Swedish. Baron, government official,
patron of science, and naturalist. One
of the founders of the Royal Swedish
Academy of Sciences. Private pupil of
Linnaeus. Close friend of Pehr Kalm,
whose voyage to America he supported
financially. Correspondent of Linnaeus.
from Albano. Kalm ends his letter by saying that he wishes that Linnaeus never will write such hard letters to him again, and he begs of him not to disgrace him in front of other people by opening his letters and sending them to others. Kalm cannot say how sad he has been because of this, and how much it has dissipated his thoughts. He wishes the letter had been left in England; now he has asked Abraham SpaldingSpalding, Abraham (1712-1782).
Swedish.

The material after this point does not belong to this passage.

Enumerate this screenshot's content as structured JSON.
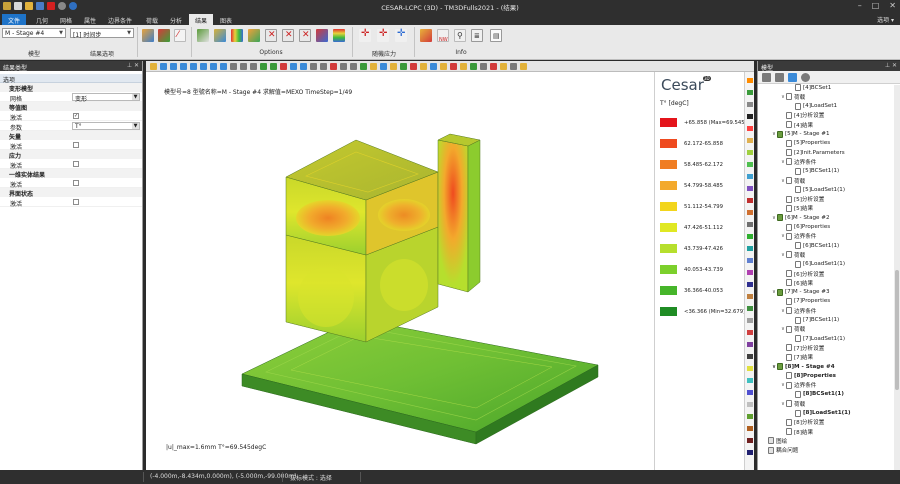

Merchant, London, in
partnership with Gustaf Brander. not to send any letters here to Kalm but to keep them until he arrives in London.
P.S. Kalm asks of Linnaeus to communicate the small letters to his mother [Catharina KalmKalm, Catharina Swedish.
Mother of Pehr Kalm, wife of Gabriel
Kalm, born Ross. ] and to other addressees.